** Opening Input block **

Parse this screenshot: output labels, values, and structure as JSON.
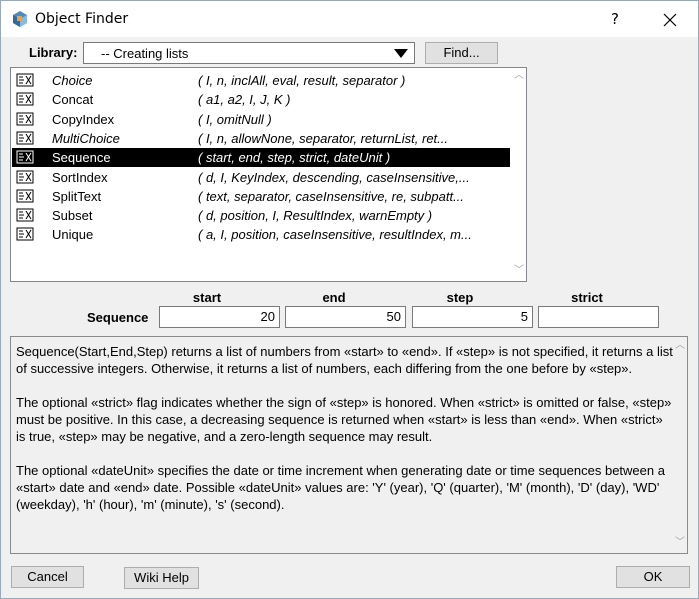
{
  "window": {
    "title": "Object Finder",
    "help": "?"
  },
  "library": {
    "label": "Library:",
    "value": "-- Creating lists",
    "find_label": "Find..."
  },
  "functions": [
    {
      "name": "Choice",
      "params": "( I, n, inclAll, eval, result, separator )",
      "italic": true,
      "selected": false
    },
    {
      "name": "Concat",
      "params": "( a1, a2, I, J, K )",
      "italic": false,
      "selected": false
    },
    {
      "name": "CopyIndex",
      "params": "( I, omitNull )",
      "italic": false,
      "selected": false
    },
    {
      "name": "MultiChoice",
      "params": "( I, n, allowNone, separator, returnList, ret...",
      "italic": true,
      "selected": false
    },
    {
      "name": "Sequence",
      "params": "( start, end, step, strict, dateUnit )",
      "italic": false,
      "selected": true
    },
    {
      "name": "SortIndex",
      "params": "( d, I, KeyIndex, descending, caseInsensitive,...",
      "italic": false,
      "selected": false
    },
    {
      "name": "SplitText",
      "params": "( text, separator, caseInsensitive, re, subpatt...",
      "italic": false,
      "selected": false
    },
    {
      "name": "Subset",
      "params": "( d, position, I, ResultIndex, warnEmpty )",
      "italic": false,
      "selected": false
    },
    {
      "name": "Unique",
      "params": "( a, I, position, caseInsensitive, resultIndex, m...",
      "italic": false,
      "selected": false
    }
  ],
  "params_panel": {
    "function_label": "Sequence",
    "headers": [
      "start",
      "end",
      "step",
      "strict"
    ],
    "values": [
      "20",
      "50",
      "5",
      ""
    ]
  },
  "description": [
    "Sequence(Start,End,Step) returns a list of numbers from «start» to «end». If «step» is not specified, it returns a list of successive integers. Otherwise, it returns a list of numbers, each differing from the one before by «step».",
    "The optional «strict» flag indicates whether the sign of «step» is honored. When «strict» is omitted or false, «step» must be positive. In this case, a decreasing sequence is returned when «start» is less than «end». When «strict» is true, «step» may be negative, and a zero-length sequence may result.",
    "The optional «dateUnit» specifies the date or time increment when generating date or time sequences between a «start» date and «end» date. Possible «dateUnit» values are: 'Y' (year), 'Q' (quarter), 'M' (month), 'D' (day), 'WD' (weekday), 'h' (hour), 'm' (minute), 's' (second)."
  ],
  "buttons": {
    "cancel": "Cancel",
    "wiki_help": "Wiki Help",
    "ok": "OK"
  },
  "icons": {
    "app": "analytica-icon",
    "function": "function-icon"
  }
}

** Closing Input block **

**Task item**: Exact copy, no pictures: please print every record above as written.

**Task output**:
Parse this screenshot: output labels, values, and structure as JSON.
{
  "window": {
    "title": "Object Finder",
    "help": "?"
  },
  "library": {
    "label": "Library:",
    "value": "-- Creating lists",
    "find_label": "Find..."
  },
  "functions": [
    {
      "name": "Choice",
      "params": "( I, n, inclAll, eval, result, separator )",
      "italic": true,
      "selected": false
    },
    {
      "name": "Concat",
      "params": "( a1, a2, I, J, K )",
      "italic": false,
      "selected": false
    },
    {
      "name": "CopyIndex",
      "params": "( I, omitNull )",
      "italic": false,
      "selected": false
    },
    {
      "name": "MultiChoice",
      "params": "( I, n, allowNone, separator, returnList, ret...",
      "italic": true,
      "selected": false
    },
    {
      "name": "Sequence",
      "params": "( start, end, step, strict, dateUnit )",
      "italic": false,
      "selected": true
    },
    {
      "name": "SortIndex",
      "params": "( d, I, KeyIndex, descending, caseInsensitive,...",
      "italic": false,
      "selected": false
    },
    {
      "name": "SplitText",
      "params": "( text, separator, caseInsensitive, re, subpatt...",
      "italic": false,
      "selected": false
    },
    {
      "name": "Subset",
      "params": "( d, position, I, ResultIndex, warnEmpty )",
      "italic": false,
      "selected": false
    },
    {
      "name": "Unique",
      "params": "( a, I, position, caseInsensitive, resultIndex, m...",
      "italic": false,
      "selected": false
    }
  ],
  "params_panel": {
    "function_label": "Sequence",
    "headers": [
      "start",
      "end",
      "step",
      "strict"
    ],
    "values": [
      "20",
      "50",
      "5",
      ""
    ]
  },
  "description": [
    "Sequence(Start,End,Step) returns a list of numbers from «start» to «end». If «step» is not specified, it returns a list of successive integers. Otherwise, it returns a list of numbers, each differing from the one before by «step».",
    "The optional «strict» flag indicates whether the sign of «step» is honored. When «strict» is omitted or false, «step» must be positive. In this case, a decreasing sequence is returned when «start» is less than «end». When «strict» is true, «step» may be negative, and a zero-length sequence may result.",
    "The optional «dateUnit» specifies the date or time increment when generating date or time sequences between a «start» date and «end» date. Possible «dateUnit» values are: 'Y' (year), 'Q' (quarter), 'M' (month), 'D' (day), 'WD' (weekday), 'h' (hour), 'm' (minute), 's' (second)."
  ],
  "buttons": {
    "cancel": "Cancel",
    "wiki_help": "Wiki Help",
    "ok": "OK"
  },
  "icons": {
    "app": "analytica-icon",
    "function": "function-icon"
  }
}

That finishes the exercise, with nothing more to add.